[Items listed in a dataset]
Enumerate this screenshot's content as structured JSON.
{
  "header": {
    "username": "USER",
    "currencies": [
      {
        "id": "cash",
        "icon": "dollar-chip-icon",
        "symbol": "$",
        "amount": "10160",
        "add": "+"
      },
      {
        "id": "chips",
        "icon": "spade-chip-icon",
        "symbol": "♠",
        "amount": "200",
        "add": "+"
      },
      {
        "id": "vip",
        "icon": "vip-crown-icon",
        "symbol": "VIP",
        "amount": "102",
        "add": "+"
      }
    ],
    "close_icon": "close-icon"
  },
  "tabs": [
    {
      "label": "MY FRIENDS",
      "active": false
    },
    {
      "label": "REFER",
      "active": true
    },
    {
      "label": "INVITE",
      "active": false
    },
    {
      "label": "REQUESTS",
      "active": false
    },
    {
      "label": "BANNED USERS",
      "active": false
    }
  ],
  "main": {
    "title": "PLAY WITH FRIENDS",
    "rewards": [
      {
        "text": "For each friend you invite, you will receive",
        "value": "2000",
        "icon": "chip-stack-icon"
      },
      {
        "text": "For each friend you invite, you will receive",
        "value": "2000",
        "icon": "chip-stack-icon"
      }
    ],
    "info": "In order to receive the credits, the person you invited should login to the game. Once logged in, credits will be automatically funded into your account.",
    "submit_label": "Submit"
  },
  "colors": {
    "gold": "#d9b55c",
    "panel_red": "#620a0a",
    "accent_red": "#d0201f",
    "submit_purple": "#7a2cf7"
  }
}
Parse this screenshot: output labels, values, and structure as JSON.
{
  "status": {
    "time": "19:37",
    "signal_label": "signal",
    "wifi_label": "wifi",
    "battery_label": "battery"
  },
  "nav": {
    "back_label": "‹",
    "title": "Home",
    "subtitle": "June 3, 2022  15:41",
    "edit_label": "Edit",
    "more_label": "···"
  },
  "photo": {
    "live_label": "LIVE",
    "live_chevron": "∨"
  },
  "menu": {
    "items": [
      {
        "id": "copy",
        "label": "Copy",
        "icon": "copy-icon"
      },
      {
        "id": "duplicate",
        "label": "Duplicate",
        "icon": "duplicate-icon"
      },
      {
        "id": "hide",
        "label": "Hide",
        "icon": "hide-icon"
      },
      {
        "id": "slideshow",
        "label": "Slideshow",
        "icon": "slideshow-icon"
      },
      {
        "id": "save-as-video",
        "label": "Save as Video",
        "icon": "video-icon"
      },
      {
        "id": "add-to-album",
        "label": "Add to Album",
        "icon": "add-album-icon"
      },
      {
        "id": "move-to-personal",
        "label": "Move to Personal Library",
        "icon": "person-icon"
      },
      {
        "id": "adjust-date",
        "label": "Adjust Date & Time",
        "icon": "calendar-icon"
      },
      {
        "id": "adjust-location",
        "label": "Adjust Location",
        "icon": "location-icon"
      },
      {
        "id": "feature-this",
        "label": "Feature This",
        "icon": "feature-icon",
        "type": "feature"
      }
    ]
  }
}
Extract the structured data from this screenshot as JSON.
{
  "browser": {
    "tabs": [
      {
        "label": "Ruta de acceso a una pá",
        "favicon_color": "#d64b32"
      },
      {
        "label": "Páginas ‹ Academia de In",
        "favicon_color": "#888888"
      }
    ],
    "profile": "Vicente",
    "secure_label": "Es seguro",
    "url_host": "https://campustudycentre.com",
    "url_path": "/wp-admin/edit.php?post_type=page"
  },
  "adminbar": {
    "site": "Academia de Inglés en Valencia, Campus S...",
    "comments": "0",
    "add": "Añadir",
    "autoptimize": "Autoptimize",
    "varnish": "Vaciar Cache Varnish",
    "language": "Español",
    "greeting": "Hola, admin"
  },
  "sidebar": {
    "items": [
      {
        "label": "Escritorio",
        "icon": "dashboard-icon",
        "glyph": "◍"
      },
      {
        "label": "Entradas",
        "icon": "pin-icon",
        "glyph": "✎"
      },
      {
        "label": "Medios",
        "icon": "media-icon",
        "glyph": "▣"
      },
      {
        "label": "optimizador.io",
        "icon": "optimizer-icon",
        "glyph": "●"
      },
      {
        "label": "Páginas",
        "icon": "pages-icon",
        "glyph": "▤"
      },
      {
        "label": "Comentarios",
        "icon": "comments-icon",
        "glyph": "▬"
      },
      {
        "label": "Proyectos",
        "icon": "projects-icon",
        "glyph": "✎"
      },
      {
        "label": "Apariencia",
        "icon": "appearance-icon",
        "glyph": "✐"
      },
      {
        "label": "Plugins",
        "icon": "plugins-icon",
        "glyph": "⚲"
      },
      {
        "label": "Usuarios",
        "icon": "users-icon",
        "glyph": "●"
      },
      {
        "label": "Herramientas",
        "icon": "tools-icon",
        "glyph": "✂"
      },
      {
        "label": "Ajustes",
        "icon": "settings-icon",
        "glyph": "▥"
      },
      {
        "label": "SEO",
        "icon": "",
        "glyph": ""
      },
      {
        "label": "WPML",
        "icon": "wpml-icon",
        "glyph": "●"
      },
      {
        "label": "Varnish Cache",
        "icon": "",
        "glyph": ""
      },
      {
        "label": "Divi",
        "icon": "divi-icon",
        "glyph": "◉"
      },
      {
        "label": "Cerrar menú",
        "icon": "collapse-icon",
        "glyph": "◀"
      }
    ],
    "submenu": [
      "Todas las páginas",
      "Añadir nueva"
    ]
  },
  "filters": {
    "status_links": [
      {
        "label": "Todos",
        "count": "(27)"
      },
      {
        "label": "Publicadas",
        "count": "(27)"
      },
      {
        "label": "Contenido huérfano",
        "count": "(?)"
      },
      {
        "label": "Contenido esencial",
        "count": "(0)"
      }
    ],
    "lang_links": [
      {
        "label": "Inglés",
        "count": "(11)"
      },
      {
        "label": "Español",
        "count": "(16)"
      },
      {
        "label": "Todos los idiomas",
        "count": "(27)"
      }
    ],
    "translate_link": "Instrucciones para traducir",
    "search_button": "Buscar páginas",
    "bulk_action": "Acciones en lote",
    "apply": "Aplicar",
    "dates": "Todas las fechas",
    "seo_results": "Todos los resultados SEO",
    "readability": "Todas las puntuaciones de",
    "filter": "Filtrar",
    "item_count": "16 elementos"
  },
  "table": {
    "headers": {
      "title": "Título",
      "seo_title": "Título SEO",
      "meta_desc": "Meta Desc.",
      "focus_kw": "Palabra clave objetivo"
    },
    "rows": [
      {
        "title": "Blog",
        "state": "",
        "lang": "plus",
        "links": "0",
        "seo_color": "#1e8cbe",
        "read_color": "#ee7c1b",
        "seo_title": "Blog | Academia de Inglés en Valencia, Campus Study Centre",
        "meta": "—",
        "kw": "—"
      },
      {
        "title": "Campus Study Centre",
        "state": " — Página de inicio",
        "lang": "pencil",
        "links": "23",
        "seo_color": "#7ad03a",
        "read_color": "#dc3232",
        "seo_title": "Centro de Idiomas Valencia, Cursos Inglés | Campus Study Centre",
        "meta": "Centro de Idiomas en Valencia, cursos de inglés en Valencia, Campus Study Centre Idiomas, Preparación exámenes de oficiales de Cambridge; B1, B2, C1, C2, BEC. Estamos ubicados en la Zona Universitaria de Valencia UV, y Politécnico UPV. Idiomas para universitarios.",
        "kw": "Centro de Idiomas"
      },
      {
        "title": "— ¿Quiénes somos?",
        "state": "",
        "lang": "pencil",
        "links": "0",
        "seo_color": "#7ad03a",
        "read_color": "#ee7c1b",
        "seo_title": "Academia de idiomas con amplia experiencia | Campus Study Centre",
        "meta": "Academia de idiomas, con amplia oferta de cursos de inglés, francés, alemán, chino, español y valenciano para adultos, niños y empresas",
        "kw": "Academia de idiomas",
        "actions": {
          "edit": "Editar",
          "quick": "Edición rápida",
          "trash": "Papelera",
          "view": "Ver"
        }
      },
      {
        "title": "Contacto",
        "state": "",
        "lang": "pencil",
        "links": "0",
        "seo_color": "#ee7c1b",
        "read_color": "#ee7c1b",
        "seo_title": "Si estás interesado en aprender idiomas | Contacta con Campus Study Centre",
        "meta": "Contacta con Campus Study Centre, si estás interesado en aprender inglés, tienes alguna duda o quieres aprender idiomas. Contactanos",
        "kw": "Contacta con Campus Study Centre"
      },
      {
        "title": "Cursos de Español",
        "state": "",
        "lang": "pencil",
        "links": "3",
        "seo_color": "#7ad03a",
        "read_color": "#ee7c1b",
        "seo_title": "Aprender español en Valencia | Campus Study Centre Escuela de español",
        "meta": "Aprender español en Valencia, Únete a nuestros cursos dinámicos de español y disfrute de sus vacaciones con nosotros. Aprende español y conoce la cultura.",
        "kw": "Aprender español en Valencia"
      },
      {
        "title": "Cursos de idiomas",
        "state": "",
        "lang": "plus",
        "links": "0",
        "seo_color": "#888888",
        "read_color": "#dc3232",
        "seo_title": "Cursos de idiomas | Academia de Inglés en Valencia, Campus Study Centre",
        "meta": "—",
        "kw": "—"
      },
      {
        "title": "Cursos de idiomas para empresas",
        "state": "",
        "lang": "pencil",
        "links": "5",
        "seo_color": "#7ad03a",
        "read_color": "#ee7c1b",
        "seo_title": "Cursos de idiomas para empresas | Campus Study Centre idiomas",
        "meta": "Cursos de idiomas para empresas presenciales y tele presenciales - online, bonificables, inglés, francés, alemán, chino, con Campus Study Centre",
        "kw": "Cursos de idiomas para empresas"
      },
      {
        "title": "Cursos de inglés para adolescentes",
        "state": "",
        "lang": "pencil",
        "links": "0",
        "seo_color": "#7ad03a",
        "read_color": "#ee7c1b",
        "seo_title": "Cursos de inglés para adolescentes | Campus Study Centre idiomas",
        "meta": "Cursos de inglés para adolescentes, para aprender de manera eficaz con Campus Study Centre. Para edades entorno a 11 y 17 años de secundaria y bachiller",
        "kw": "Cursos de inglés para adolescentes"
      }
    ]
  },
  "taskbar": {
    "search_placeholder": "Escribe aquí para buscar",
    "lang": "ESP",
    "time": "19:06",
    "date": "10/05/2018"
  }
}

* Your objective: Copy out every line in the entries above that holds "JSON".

* Written response:
Enumerate this screenshot's content as structured JSON.
Parse this screenshot: output labels, values, and structure as JSON.
Extract the structured data from this screenshot as JSON.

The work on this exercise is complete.